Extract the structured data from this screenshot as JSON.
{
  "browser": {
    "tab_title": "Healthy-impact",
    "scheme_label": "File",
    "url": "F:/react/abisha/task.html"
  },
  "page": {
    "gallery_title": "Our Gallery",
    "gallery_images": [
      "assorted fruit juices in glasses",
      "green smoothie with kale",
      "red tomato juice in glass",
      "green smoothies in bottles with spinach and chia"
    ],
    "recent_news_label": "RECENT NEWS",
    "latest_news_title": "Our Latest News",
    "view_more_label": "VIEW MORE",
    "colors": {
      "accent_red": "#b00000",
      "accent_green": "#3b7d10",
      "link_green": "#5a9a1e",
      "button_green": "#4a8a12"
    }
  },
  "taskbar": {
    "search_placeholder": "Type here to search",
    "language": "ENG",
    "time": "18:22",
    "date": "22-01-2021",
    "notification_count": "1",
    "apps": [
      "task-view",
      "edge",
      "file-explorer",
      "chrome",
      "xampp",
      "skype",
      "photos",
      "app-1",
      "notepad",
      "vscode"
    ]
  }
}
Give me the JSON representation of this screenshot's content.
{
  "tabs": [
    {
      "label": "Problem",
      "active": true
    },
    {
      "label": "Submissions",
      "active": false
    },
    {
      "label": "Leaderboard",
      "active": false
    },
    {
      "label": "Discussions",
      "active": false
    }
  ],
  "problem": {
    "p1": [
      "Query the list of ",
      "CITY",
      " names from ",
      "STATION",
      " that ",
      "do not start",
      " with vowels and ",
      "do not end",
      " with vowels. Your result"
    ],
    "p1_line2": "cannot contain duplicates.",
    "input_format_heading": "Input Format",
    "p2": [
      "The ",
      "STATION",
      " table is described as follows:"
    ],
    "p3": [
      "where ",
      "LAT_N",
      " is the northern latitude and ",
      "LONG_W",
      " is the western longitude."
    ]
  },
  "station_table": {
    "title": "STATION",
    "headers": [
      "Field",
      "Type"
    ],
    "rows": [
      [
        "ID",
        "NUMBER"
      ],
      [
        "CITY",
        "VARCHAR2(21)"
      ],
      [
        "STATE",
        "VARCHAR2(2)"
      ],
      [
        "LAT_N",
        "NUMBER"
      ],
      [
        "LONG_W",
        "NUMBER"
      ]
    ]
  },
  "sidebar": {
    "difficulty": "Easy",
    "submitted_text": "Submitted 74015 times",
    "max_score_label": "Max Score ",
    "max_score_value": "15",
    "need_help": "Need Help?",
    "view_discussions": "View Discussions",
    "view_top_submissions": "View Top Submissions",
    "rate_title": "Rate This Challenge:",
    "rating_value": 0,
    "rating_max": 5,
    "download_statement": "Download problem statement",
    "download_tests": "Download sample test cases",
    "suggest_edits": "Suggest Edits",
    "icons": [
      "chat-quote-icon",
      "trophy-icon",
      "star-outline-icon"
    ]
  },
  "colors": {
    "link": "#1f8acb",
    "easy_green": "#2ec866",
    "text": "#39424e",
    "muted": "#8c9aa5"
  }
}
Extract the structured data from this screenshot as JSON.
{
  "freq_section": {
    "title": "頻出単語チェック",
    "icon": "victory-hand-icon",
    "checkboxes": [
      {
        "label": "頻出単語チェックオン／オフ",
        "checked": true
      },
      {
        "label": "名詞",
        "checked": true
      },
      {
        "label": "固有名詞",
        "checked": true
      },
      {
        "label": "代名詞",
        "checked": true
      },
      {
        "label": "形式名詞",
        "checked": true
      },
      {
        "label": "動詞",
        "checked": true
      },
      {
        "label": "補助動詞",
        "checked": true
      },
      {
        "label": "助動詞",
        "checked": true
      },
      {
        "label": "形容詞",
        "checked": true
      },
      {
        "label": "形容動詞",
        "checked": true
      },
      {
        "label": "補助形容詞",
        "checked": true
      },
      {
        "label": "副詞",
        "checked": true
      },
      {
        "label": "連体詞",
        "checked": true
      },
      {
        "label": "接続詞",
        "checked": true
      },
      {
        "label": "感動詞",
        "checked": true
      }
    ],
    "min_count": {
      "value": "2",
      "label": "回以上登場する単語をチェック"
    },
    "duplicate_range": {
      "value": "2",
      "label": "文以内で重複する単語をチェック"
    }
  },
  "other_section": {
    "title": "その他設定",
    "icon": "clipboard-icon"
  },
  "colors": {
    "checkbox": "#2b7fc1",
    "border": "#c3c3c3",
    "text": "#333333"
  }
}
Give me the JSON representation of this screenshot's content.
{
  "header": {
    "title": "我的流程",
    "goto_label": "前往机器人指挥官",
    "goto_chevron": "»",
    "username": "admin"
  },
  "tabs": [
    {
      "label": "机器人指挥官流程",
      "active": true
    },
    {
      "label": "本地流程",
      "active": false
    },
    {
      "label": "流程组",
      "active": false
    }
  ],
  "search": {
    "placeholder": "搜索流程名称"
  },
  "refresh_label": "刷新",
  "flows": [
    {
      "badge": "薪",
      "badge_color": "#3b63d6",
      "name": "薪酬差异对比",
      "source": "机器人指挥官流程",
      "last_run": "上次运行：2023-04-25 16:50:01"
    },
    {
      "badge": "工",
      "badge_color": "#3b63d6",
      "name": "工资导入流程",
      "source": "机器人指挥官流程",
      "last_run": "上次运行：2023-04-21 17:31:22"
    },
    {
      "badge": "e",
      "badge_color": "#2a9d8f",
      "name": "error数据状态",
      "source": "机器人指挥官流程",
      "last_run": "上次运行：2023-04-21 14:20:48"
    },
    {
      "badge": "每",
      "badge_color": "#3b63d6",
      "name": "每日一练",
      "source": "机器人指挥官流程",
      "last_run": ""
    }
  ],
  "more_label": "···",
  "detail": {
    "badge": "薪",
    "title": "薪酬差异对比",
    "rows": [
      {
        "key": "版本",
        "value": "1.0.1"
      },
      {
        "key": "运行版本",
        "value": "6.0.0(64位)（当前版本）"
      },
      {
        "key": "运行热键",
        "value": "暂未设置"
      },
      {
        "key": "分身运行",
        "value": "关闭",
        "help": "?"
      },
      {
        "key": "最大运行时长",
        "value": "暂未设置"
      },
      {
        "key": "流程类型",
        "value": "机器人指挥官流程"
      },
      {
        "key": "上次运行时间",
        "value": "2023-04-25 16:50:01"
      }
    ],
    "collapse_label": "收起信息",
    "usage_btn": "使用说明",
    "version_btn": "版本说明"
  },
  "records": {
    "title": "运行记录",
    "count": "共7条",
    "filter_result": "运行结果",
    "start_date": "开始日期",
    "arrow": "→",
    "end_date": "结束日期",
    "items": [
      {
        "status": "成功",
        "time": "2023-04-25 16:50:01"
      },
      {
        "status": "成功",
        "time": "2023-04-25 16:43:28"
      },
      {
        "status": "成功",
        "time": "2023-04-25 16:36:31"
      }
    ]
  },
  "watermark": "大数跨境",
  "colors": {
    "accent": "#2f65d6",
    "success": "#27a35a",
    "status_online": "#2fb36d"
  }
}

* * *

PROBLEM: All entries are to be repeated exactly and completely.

EXERCISE RESULT:
Extract the structured data from this screenshot as JSON.
{
  "browser": {
    "tab_title": "Healthy-impact",
    "scheme_label": "File",
    "url": "F:/react/abisha/task.html"
  },
  "page": {
    "gallery_title": "Our Gallery",
    "gallery_images": [
      "assorted fruit juices in glasses",
      "green smoothie with kale",
      "red tomato juice in glass",
      "green smoothies in bottles with spinach and chia"
    ],
    "recent_news_label": "RECENT NEWS",
    "latest_news_title": "Our Latest News",
    "view_more_label": "VIEW MORE",
    "colors": {
      "accent_red": "#b00000",
      "accent_green": "#3b7d10",
      "link_green": "#5a9a1e",
      "button_green": "#4a8a12"
    }
  },
  "taskbar": {
    "search_placeholder": "Type here to search",
    "language": "ENG",
    "time": "18:22",
    "date": "22-01-2021",
    "notification_count": "1",
    "apps": [
      "task-view",
      "edge",
      "file-explorer",
      "chrome",
      "xampp",
      "skype",
      "photos",
      "app-1",
      "notepad",
      "vscode"
    ]
  }
}
Give me the JSON representation of this screenshot's content.
{
  "tabs": [
    {
      "label": "Problem",
      "active": true
    },
    {
      "label": "Submissions",
      "active": false
    },
    {
      "label": "Leaderboard",
      "active": false
    },
    {
      "label": "Discussions",
      "active": false
    }
  ],
  "problem": {
    "p1": [
      "Query the list of ",
      "CITY",
      " names from ",
      "STATION",
      " that ",
      "do not start",
      " with vowels and ",
      "do not end",
      " with vowels. Your result"
    ],
    "p1_line2": "cannot contain duplicates.",
    "input_format_heading": "Input Format",
    "p2": [
      "The ",
      "STATION",
      " table is described as follows:"
    ],
    "p3": [
      "where ",
      "LAT_N",
      " is the northern latitude and ",
      "LONG_W",
      " is the western longitude."
    ]
  },
  "station_table": {
    "title": "STATION",
    "headers": [
      "Field",
      "Type"
    ],
    "rows": [
      [
        "ID",
        "NUMBER"
      ],
      [
        "CITY",
        "VARCHAR2(21)"
      ],
      [
        "STATE",
        "VARCHAR2(2)"
      ],
      [
        "LAT_N",
        "NUMBER"
      ],
      [
        "LONG_W",
        "NUMBER"
      ]
    ]
  },
  "sidebar": {
    "difficulty": "Easy",
    "submitted_text": "Submitted 74015 times",
    "max_score_label": "Max Score ",
    "max_score_value": "15",
    "need_help": "Need Help?",
    "view_discussions": "View Discussions",
    "view_top_submissions": "View Top Submissions",
    "rate_title": "Rate This Challenge:",
    "rating_value": 0,
    "rating_max": 5,
    "download_statement": "Download problem statement",
    "download_tests": "Download sample test cases",
    "suggest_edits": "Suggest Edits",
    "icons": [
      "chat-quote-icon",
      "trophy-icon",
      "star-outline-icon"
    ]
  },
  "colors": {
    "link": "#1f8acb",
    "easy_green": "#2ec866",
    "text": "#39424e",
    "muted": "#8c9aa5"
  }
}
Extract the structured data from this screenshot as JSON.
{
  "freq_section": {
    "title": "頻出単語チェック",
    "icon": "victory-hand-icon",
    "checkboxes": [
      {
        "label": "頻出単語チェックオン／オフ",
        "checked": true
      },
      {
        "label": "名詞",
        "checked": true
      },
      {
        "label": "固有名詞",
        "checked": true
      },
      {
        "label": "代名詞",
        "checked": true
      },
      {
        "label": "形式名詞",
        "checked": true
      },
      {
        "label": "動詞",
        "checked": true
      },
      {
        "label": "補助動詞",
        "checked": true
      },
      {
        "label": "助動詞",
        "checked": true
      },
      {
        "label": "形容詞",
        "checked": true
      },
      {
        "label": "形容動詞",
        "checked": true
      },
      {
        "label": "補助形容詞",
        "checked": true
      },
      {
        "label": "副詞",
        "checked": true
      },
      {
        "label": "連体詞",
        "checked": true
      },
      {
        "label": "接続詞",
        "checked": true
      },
      {
        "label": "感動詞",
        "checked": true
      }
    ],
    "min_count": {
      "value": "2",
      "label": "回以上登場する単語をチェック"
    },
    "duplicate_range": {
      "value": "2",
      "label": "文以内で重複する単語をチェック"
    }
  },
  "other_section": {
    "title": "その他設定",
    "icon": "clipboard-icon"
  },
  "colors": {
    "checkbox": "#2b7fc1",
    "border": "#c3c3c3",
    "text": "#333333"
  }
}
Give me the JSON representation of this screenshot's content.
{
  "header": {
    "title": "我的流程",
    "goto_label": "前往机器人指挥官",
    "goto_chevron": "»",
    "username": "admin"
  },
  "tabs": [
    {
      "label": "机器人指挥官流程",
      "active": true
    },
    {
      "label": "本地流程",
      "active": false
    },
    {
      "label": "流程组",
      "active": false
    }
  ],
  "search": {
    "placeholder": "搜索流程名称"
  },
  "refresh_label": "刷新",
  "flows": [
    {
      "badge": "薪",
      "badge_color": "#3b63d6",
      "name": "薪酬差异对比",
      "source": "机器人指挥官流程",
      "last_run": "上次运行：2023-04-25 16:50:01"
    },
    {
      "badge": "工",
      "badge_color": "#3b63d6",
      "name": "工资导入流程",
      "source": "机器人指挥官流程",
      "last_run": "上次运行：2023-04-21 17:31:22"
    },
    {
      "badge": "e",
      "badge_color": "#2a9d8f",
      "name": "error数据状态",
      "source": "机器人指挥官流程",
      "last_run": "上次运行：2023-04-21 14:20:48"
    },
    {
      "badge": "每",
      "badge_color": "#3b63d6",
      "name": "每日一练",
      "source": "机器人指挥官流程",
      "last_run": ""
    }
  ],
  "more_label": "···",
  "detail": {
    "badge": "薪",
    "title": "薪酬差异对比",
    "rows": [
      {
        "key": "版本",
        "value": "1.0.1"
      },
      {
        "key": "运行版本",
        "value": "6.0.0(64位)（当前版本）"
      },
      {
        "key": "运行热键",
        "value": "暂未设置"
      },
      {
        "key": "分身运行",
        "value": "关闭",
        "help": "?"
      },
      {
        "key": "最大运行时长",
        "value": "暂未设置"
      },
      {
        "key": "流程类型",
        "value": "机器人指挥官流程"
      },
      {
        "key": "上次运行时间",
        "value": "2023-04-25 16:50:01"
      }
    ],
    "collapse_label": "收起信息",
    "usage_btn": "使用说明",
    "version_btn": "版本说明"
  },
  "records": {
    "title": "运行记录",
    "count": "共7条",
    "filter_result": "运行结果",
    "start_date": "开始日期",
    "arrow": "→",
    "end_date": "结束日期",
    "items": [
      {
        "status": "成功",
        "time": "2023-04-25 16:50:01"
      },
      {
        "status": "成功",
        "time": "2023-04-25 16:43:28"
      },
      {
        "status": "成功",
        "time": "2023-04-25 16:36:31"
      }
    ]
  },
  "watermark": "大数跨境",
  "colors": {
    "accent": "#2f65d6",
    "success": "#27a35a",
    "status_online": "#2fb36d"
  }
}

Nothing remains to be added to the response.